* _WHAT YOU WILL DO_
Please return the lines of the data that contain "Civil".

━━━━━━━━━━━━━━━━

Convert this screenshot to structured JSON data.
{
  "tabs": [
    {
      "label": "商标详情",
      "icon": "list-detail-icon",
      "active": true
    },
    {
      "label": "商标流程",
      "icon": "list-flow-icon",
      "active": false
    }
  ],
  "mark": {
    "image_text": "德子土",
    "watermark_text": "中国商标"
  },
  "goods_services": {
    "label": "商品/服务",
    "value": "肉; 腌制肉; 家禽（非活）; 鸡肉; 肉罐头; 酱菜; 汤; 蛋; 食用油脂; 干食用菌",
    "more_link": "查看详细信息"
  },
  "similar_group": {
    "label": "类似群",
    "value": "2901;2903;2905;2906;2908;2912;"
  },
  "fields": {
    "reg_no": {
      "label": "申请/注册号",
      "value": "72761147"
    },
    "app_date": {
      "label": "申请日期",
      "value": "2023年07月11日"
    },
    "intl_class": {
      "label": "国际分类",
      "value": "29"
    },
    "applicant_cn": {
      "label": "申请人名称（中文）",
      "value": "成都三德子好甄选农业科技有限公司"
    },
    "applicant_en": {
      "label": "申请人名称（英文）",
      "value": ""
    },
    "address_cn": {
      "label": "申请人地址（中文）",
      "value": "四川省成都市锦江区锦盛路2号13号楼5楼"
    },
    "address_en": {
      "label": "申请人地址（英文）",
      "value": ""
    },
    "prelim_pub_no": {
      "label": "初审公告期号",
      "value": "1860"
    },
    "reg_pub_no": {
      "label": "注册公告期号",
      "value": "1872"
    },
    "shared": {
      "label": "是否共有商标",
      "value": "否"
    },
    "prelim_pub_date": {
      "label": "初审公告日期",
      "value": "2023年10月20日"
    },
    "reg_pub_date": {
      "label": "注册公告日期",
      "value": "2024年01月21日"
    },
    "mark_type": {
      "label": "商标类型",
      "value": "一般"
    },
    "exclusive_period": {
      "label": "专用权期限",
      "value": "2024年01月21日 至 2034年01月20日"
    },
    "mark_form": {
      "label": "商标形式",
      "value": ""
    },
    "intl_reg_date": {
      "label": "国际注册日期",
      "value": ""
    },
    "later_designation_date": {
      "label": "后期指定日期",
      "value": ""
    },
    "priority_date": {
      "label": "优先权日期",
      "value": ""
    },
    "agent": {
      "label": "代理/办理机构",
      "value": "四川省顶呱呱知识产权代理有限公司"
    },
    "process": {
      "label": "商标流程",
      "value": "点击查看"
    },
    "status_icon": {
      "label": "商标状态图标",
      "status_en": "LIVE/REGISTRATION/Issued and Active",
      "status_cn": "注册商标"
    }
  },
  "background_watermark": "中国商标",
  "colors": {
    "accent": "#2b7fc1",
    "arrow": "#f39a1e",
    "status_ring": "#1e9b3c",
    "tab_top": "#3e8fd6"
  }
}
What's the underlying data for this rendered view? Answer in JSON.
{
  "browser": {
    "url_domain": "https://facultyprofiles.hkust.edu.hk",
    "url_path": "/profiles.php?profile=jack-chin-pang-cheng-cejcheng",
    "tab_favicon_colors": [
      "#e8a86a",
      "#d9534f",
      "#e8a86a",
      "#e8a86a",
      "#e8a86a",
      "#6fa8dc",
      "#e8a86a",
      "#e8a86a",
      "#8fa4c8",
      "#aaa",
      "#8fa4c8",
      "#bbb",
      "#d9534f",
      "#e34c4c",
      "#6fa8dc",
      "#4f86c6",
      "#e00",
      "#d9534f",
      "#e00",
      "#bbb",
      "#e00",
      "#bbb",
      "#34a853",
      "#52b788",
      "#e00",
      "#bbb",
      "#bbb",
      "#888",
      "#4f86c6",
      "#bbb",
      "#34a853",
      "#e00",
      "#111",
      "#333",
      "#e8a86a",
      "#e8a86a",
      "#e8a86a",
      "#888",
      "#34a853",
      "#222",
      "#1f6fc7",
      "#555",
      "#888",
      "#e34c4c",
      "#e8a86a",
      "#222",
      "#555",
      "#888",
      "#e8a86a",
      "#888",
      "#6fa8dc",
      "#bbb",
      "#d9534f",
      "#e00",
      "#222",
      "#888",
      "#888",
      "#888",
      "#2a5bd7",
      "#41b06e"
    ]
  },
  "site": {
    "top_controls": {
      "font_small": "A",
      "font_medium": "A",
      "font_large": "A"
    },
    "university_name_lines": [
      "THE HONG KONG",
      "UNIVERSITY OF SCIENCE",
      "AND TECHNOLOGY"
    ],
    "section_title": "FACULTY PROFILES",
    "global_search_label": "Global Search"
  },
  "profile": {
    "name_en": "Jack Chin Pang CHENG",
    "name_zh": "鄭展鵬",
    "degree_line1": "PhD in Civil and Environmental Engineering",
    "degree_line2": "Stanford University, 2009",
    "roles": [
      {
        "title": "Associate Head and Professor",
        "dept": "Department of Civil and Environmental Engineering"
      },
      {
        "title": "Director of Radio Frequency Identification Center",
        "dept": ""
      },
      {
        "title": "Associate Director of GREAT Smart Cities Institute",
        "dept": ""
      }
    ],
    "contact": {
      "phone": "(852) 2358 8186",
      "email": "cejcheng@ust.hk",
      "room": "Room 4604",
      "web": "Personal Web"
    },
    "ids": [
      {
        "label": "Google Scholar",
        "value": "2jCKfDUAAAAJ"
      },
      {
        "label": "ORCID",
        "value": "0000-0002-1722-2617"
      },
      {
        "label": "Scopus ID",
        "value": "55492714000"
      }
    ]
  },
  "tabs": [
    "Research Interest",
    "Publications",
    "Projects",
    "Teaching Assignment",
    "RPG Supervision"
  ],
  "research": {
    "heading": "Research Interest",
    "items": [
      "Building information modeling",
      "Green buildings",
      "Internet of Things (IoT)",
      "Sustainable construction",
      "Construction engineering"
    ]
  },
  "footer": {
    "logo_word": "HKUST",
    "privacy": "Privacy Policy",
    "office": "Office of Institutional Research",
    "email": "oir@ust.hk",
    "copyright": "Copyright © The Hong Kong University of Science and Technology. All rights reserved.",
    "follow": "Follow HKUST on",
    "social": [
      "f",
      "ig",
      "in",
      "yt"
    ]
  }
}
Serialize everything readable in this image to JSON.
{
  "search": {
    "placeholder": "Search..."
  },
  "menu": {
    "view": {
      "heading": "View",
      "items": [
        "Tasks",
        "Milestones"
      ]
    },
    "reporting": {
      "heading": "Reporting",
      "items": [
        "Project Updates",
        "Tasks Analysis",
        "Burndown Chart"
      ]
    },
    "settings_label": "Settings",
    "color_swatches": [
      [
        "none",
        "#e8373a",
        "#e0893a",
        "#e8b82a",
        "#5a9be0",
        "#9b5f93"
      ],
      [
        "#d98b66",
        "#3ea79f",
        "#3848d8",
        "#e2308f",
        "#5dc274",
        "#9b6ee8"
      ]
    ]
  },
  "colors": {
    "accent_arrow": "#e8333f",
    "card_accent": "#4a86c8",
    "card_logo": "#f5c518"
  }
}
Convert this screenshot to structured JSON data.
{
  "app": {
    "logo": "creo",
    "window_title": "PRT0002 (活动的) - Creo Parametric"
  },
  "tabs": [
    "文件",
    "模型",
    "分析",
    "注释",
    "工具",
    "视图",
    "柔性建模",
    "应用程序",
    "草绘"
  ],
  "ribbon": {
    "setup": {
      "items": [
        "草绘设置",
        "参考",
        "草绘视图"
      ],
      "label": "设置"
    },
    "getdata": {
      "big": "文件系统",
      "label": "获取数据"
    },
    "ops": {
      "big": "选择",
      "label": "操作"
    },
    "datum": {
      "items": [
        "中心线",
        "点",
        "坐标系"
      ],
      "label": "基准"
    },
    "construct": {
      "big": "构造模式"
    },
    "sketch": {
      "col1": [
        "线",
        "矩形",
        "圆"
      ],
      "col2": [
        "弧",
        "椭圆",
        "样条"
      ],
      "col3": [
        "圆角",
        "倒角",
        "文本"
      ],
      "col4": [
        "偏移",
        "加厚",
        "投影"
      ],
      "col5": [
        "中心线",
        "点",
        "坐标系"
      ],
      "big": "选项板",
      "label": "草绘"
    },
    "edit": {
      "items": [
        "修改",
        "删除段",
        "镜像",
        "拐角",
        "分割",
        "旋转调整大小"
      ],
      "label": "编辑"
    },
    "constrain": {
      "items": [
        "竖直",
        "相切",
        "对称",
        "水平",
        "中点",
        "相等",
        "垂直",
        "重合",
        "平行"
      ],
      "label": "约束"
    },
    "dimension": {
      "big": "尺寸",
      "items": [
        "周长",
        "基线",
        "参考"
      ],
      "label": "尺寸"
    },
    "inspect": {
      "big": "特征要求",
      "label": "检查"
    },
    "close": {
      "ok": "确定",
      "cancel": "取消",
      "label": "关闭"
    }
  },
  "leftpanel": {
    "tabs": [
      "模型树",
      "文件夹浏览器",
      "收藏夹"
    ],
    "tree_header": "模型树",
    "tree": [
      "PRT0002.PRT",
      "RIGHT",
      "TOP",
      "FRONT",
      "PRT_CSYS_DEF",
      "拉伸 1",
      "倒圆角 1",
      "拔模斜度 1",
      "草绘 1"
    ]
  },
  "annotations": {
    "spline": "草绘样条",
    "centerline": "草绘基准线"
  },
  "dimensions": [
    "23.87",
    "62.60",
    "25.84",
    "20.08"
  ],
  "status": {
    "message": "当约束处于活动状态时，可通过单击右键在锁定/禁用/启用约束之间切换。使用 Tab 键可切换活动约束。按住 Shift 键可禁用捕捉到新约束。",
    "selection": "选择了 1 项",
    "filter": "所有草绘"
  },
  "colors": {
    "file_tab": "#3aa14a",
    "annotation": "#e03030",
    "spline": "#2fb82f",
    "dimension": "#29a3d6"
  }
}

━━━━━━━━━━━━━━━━

* _SOLUTION_
    "degree_line1": "PhD in Civil and Environmental Engineering",
        "dept": "Department of Civil and Environmental Engineering"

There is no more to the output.